Anyone with a nose for a bargain should soon sniff
this one out. Here we have two complete opera DVDs each in the covers
in which they were originally marketed and put into one box. Pity those
who have bought them separately already because there are internet sites
now selling the double pack at about the same price that other sites
are still advertising each single DVD. The fact that as I write Amazon
is out of stock suggests it is doing well.
These two performances date from the later 1980s. Of
the two, the San Francisco, Pavarotti/Freni La Bohème
is the finer. The La Scala Butterfly under Maazel,
aiming at a form of authenticity by fielding a Japanese cast in
the two lead female roles as well as having Japanese in charge
of sets, costumes and direction, has not received the
same degree of acclaim. Cynics might believe Arthaus
to be using the double-pack ploy to shift copies of the Milan DVD on
the back of the San Francisco production with its Pavarotti brand name.
Whatever the case, the consumer wins.
How much you like the Butterfly is a matter
of taste rather than quality. All round it is a very fine production
but those who like their Cio-Cio San portrayed with meekness and sentimentality
will not find that in Yasuko Hayashi’s rendering. Her interpretation
is matched up to a point, with the kind of extrovert conducting that
you might expect from Lorin Maazel. This seems to me to be quite legitimate
but there are bound to be those who would prefer, for example, Mirella
Freni both interpretatively and vocally. However, all the cast sing
well and Peter Dvorsky is a magnetic Pinkerton. For me, the performance
particularly scores on the sets and production. There are some scrumptious
colours and I particularly loved the display of a series of pastel shades.
There is some very effective use of figure silhouetting, something that
can often be a gratuitous stage ploy but the Japanese team here clearly
know how to do it properly. The picture quality is good, better than
that in the Bohème production, as is the recorded sound.
As for La Bohème, even if the production
were not a fine all-rounder, it would still be worth having just for
the Pavarotti/ Freni Partnership. The two singers were already veteran
interpreters of the roles of Rodolfo and Mimi, both separately and together

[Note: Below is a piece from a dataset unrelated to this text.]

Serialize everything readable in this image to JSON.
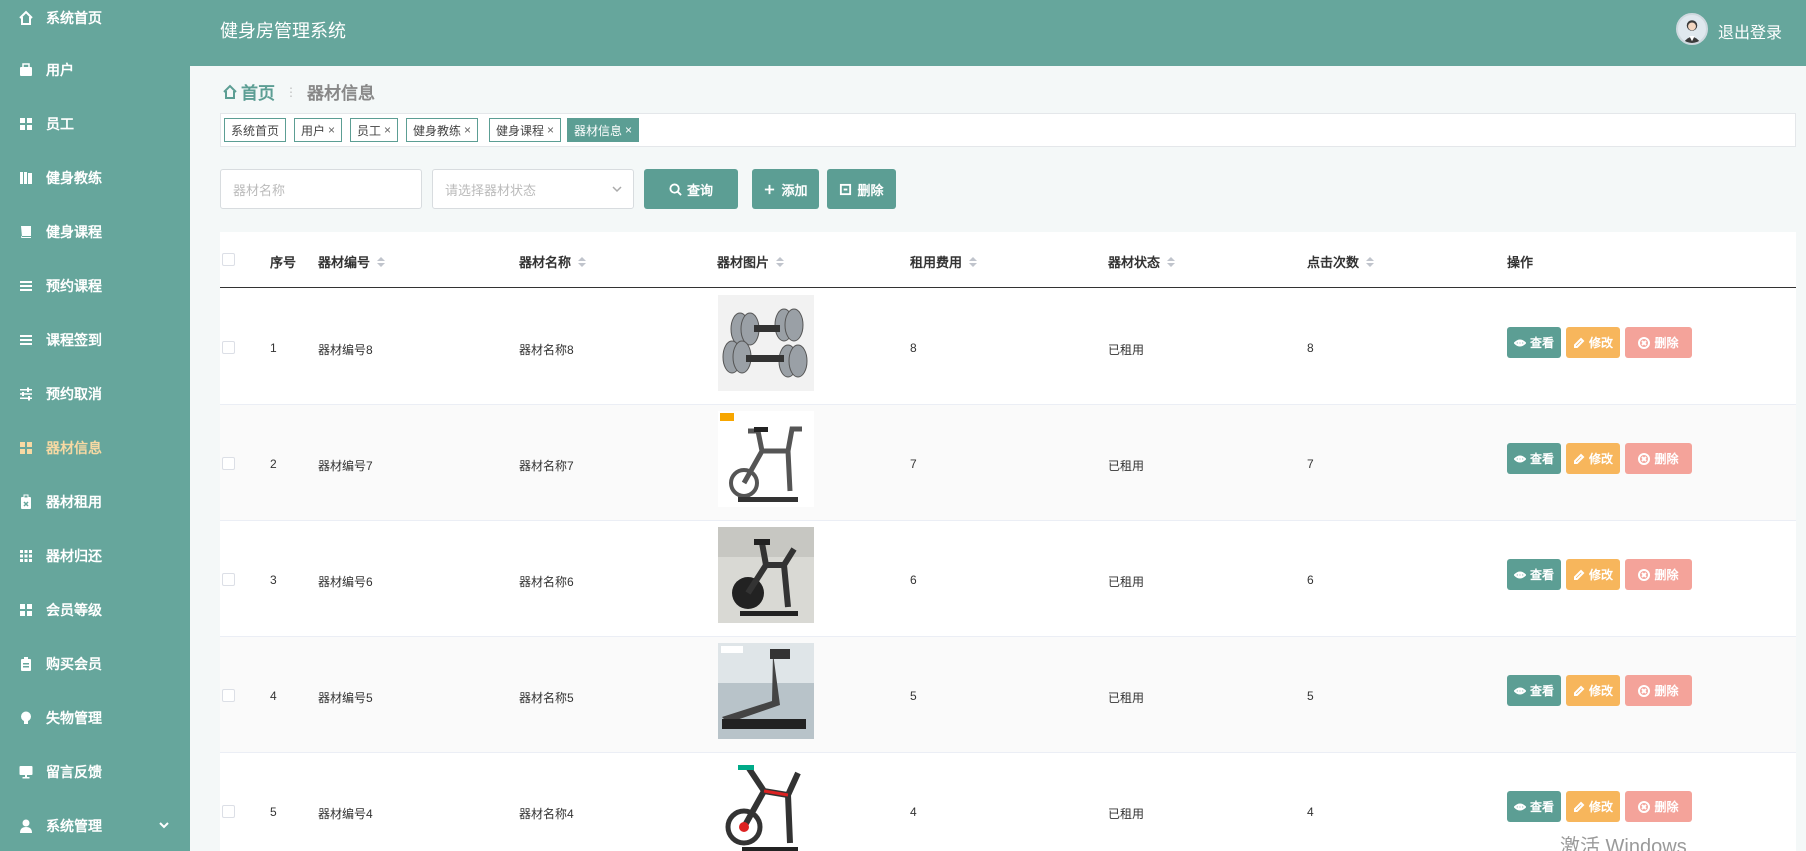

(it was 26 years since Freni first wowed Rome with her Mimi) and are
vocally magnificent. There are those who think that Pavarotti’s Rodolfo
for Karajan on Decca was the finest role he ever recorded. But on the
DVD we can see that Rodolfo’s role must have meant something special
to him because he makes a well above average effort with his acting.
This is not your stand and deliver Pavarotti but someone who can approach
Mirella Freni in his power to move the audience. With the two of them
combining committed interpretative powers with supreme vocal excellence,
I defy anyone not to have their spines well and truly tingled, especially
throughout their sustained double act in the last quarter of an hour
of Act One.
The rest of the cast act and sing well, Sandra Pacetti
making a particularly extrovert and voluptuous Musetta. Sets and costumes
are splendid and very much in the verismo spirit. Act Two provides one
of the most effective street scenes I have seen on stage. Even the snow
in Act Three looks pretty authentic and Freni’s Mimi really does look
Both DVDs have booklets with decent articles (although
La Bohème does not include a synopsis and all its 30 cues
are one out of sync throughout).
So if you do not own videos/DVDs of these two operas
you really cannot go wrong with a bargain like this. If you entertain
doubts about the Madama Butterfly and would prefer to see and
hear Mirella Freni in the eponymous role as well as Mimi in La Bohème,
then you could splash out on the Decca DVD of her 1974 performance with
Karajan. You would still get three DVDs for the price of two!
see also review
by Tony Haywood